§ **PROBLEM**:
All lines in the entries below that hold "What" make up the answer.

━━━━━━

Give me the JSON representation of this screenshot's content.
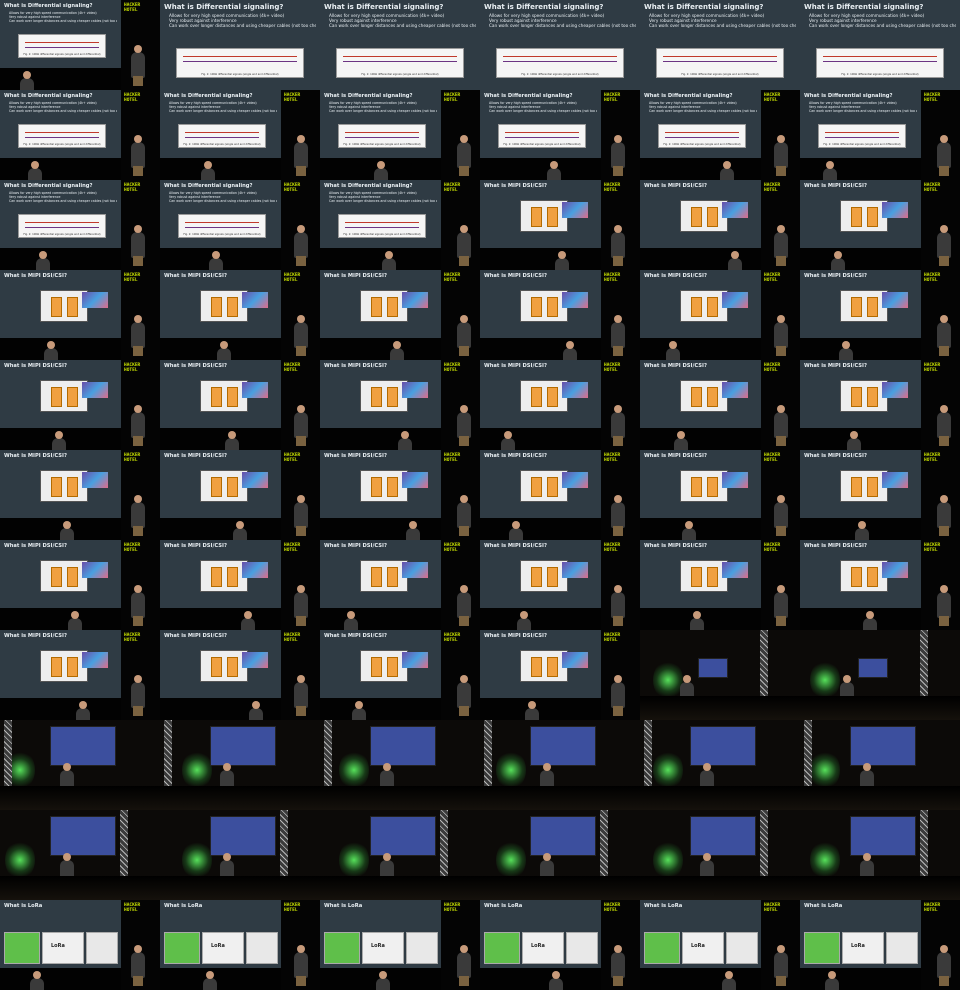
{
  "slides": {
    "differential": {
      "title": "What is Differential signaling?",
      "bullets": [
        "Allows for very high speed communication (4k+ video)",
        "Very robust against interference",
        "Can work over longer distances and using cheaper cables (not too cheap)"
      ],
      "caption": "Fig. 2: 100Ω differential signals (single end and differential)"
    },
    "mipi": {
      "title": "What is MIPI DSI/CSI?"
    },
    "lora": {
      "title": "What is LoRa",
      "word": "LoRa"
    }
  },
  "logo": {
    "line1": "HACKER",
    "line2": "HOTEL"
  },
  "layout_rows": [
    [
      "diff-small",
      "diff-wide",
      "diff-wide",
      "diff-wide",
      "diff-wide",
      "diff-wide"
    ],
    [
      "diff-big",
      "diff",
      "diff",
      "diff",
      "diff",
      "diff"
    ],
    [
      "diff",
      "diff",
      "diff",
      "mipi",
      "mipi",
      "mipi"
    ],
    [
      "mipi",
      "mipi",
      "mipi",
      "mipi",
      "mipi",
      "mipi"
    ],
    [
      "mipi",
      "mipi",
      "mipi",
      "mipi",
      "mipi",
      "mipi"
    ],
    [
      "mipi",
      "mipi",
      "mipi",
      "mipi",
      "mipi",
      "mipi"
    ],
    [
      "mipi",
      "mipi",
      "mipi",
      "mipi",
      "mipi",
      "mipi"
    ],
    [
      "mipi",
      "mipi",
      "mipi",
      "mipi",
      "stage",
      "stage"
    ],
    [
      "stage",
      "stage",
      "stage",
      "stage",
      "stage",
      "stage"
    ],
    [
      "stage",
      "stage",
      "stage",
      "stage",
      "stage",
      "stage"
    ],
    [
      "lora",
      "lora",
      "lora",
      "lora",
      "lora",
      "lora"
    ]
  ],
  "colors": {
    "slide_bg": "#2f3b44",
    "logo": "#c8e000",
    "screen": "#3c4f9e",
    "glow": "#56e05a"
  }
}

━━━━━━

§ **SOLUTION FOR THIS PROBLEM**:
      "title": "What is Differential signaling?",
      "title": "What is MIPI DSI/CSI?"
      "title": "What is LoRa",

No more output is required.